  • libboost headers (sudo apt-get install libboost-all-dev)

After cloning the repository, you'll need to copy all instances of files named conf.default.rs, conf.sample.js, or anything similar to conf.js/rs in the same directory and fill out their values as appropriate.

After ensuring that you have a Redis and PostgreSQL server running and accessible to the program, you can make sure that everything is set up correctly by running make test in the root directory of the project. This will automatically pull down all needed dependencies, attempt to build all modules, and run all included tests. Any encountered errors will be printed to the console and you can use them to debug any issues you're having with the setup.

To use the live trading and data downloading functionalities, you'll need to set up the FXCM Java Application (located in the TickRecorder directory). Detailed setup and installation instructions for that are located in that folder. Documentation for the data downloader and tick_writer scripts can also be found in their respective directories.

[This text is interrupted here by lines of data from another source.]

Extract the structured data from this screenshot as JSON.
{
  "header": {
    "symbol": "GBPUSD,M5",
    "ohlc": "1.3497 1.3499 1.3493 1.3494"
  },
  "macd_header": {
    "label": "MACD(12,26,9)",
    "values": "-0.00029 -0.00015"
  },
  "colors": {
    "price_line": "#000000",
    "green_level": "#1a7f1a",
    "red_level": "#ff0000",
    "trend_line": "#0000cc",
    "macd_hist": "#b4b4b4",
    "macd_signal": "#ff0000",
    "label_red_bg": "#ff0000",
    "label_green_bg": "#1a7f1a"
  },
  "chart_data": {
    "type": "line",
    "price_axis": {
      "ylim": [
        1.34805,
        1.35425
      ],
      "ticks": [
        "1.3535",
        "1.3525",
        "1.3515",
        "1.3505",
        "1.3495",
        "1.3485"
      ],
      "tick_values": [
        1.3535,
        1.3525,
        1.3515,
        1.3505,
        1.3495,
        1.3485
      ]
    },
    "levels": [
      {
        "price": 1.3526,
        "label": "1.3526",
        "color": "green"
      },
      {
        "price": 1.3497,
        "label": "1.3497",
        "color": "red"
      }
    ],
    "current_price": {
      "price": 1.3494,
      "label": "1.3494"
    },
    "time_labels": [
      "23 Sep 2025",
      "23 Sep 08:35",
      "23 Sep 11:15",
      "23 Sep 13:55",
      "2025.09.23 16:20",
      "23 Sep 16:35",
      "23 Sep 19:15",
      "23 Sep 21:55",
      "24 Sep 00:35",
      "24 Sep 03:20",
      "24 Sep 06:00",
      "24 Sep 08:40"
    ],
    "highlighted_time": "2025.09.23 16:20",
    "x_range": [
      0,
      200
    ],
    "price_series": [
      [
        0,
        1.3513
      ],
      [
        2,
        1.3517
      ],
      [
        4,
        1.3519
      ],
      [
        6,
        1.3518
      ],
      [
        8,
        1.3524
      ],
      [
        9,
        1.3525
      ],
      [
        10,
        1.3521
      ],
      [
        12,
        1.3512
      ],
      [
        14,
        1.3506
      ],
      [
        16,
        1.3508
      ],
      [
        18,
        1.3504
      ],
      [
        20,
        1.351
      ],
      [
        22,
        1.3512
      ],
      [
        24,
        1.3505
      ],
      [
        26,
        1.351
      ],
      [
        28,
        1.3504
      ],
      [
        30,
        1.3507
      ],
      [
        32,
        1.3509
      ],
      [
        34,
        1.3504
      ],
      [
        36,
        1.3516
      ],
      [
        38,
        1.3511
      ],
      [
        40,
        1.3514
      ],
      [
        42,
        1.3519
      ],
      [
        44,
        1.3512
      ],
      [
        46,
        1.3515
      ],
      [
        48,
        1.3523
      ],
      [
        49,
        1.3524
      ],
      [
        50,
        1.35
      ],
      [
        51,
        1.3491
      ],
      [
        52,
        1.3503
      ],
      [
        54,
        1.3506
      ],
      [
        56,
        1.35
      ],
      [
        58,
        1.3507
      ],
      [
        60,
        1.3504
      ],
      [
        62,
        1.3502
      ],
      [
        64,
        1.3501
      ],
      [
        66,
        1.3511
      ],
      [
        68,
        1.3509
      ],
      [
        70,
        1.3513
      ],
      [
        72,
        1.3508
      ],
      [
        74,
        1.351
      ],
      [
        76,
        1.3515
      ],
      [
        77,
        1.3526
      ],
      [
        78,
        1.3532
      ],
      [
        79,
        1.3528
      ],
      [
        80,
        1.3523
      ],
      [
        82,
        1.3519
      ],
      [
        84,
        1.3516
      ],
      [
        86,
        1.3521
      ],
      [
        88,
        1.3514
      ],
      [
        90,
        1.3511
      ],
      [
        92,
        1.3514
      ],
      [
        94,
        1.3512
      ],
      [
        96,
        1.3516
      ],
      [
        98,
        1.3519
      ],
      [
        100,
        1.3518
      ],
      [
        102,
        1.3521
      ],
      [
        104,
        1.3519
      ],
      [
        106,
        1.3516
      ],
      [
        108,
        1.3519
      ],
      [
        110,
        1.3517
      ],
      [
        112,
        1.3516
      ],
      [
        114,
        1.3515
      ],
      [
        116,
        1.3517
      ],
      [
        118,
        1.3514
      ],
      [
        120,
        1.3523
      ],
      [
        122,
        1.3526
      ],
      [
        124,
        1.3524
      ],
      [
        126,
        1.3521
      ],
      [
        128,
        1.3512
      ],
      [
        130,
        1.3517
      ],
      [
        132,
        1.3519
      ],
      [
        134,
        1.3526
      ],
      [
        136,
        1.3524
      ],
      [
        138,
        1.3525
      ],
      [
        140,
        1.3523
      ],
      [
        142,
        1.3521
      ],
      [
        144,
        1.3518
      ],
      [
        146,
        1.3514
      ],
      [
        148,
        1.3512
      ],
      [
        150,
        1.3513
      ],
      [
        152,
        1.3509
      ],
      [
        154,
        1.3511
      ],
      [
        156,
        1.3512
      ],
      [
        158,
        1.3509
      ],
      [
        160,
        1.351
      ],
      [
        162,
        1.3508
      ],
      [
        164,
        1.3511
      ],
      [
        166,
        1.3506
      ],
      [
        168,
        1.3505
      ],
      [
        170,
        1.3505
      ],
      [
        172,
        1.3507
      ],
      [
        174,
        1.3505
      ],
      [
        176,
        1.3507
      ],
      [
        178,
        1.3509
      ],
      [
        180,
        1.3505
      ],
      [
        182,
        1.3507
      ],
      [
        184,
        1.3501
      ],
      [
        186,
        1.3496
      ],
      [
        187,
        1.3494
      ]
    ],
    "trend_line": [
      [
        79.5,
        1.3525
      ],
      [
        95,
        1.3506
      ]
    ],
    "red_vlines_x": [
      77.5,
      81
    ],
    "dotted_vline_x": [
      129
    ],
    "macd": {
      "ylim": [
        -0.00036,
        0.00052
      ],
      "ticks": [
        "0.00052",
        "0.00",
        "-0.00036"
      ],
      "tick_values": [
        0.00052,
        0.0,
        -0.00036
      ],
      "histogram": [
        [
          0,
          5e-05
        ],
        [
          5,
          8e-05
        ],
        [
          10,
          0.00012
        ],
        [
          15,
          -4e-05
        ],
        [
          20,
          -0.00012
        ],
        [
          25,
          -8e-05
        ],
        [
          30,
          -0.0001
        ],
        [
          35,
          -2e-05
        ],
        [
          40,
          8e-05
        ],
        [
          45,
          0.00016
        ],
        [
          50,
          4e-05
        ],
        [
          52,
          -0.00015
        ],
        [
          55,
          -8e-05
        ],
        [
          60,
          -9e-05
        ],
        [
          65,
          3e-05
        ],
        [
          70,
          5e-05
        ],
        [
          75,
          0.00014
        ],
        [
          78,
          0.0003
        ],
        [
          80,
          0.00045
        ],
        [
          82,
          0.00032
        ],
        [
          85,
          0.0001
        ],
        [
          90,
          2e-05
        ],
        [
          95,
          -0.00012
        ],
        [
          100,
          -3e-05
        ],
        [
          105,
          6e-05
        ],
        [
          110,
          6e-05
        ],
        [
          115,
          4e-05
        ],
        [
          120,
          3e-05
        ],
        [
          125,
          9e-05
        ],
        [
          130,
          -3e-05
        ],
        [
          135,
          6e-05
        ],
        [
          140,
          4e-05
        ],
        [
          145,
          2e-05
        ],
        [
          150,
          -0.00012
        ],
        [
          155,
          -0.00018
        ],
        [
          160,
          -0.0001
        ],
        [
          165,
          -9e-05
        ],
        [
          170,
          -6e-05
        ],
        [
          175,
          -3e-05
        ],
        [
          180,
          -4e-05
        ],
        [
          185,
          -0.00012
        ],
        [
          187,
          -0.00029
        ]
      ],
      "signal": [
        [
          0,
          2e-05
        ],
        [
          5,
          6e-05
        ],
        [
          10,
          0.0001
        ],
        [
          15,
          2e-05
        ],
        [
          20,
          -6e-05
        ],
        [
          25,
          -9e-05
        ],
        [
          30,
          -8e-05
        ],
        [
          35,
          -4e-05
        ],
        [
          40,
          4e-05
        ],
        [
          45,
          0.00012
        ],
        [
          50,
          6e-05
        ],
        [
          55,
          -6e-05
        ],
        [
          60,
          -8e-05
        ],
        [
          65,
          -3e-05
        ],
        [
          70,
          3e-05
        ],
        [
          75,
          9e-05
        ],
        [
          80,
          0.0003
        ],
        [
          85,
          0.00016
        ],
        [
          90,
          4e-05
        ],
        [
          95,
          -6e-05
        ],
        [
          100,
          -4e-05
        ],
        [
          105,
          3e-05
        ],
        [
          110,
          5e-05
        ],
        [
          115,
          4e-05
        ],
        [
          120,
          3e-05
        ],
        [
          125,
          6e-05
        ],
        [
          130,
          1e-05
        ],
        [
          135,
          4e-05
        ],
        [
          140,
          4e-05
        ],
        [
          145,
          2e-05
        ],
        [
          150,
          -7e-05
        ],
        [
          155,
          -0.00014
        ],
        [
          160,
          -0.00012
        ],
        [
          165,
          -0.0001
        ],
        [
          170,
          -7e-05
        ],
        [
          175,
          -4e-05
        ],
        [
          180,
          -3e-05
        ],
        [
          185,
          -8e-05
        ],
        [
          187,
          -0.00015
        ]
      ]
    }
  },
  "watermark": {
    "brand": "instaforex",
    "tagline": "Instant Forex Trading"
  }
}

Contributing

This is an open source project project, so you're more than welcome to fork it and customize it for your own needs.

As for contributing to master, I'm very happy to merge pull requests containing syntax improvements, bugfixes, or small stuff like that. However, for more significant things such as rewriting large segments of code or adding new features, please file an Issue or contact me privately before putting a lot of work in.

In addition, I will not accept any pull requests solely consisting of stylistic changes such as running files through rustfmt or linting the platform with Clippy. I'm aware that some of the choices in syntax and style I've used aren't 100% "rusty," but I made the choices I made for a reason. Things like fixing typos, adding in more clear or detailed comments/documentation, or re-implementing functions in a more concise or efficient method are very welcome, however.

Closing Remarks

If you've got any feedback or comments on the project, I'd love to hear it! I'm always working on developing my skills as a programmer, so any sage advice from seasoned veterans (or questions from eager beginners) are very welcome.

If you find this project useful, exciting, or have plans to use this in production, please let me know! I'd maybe be willing to work with you to make sure that your needs are met and improve the platform in the process.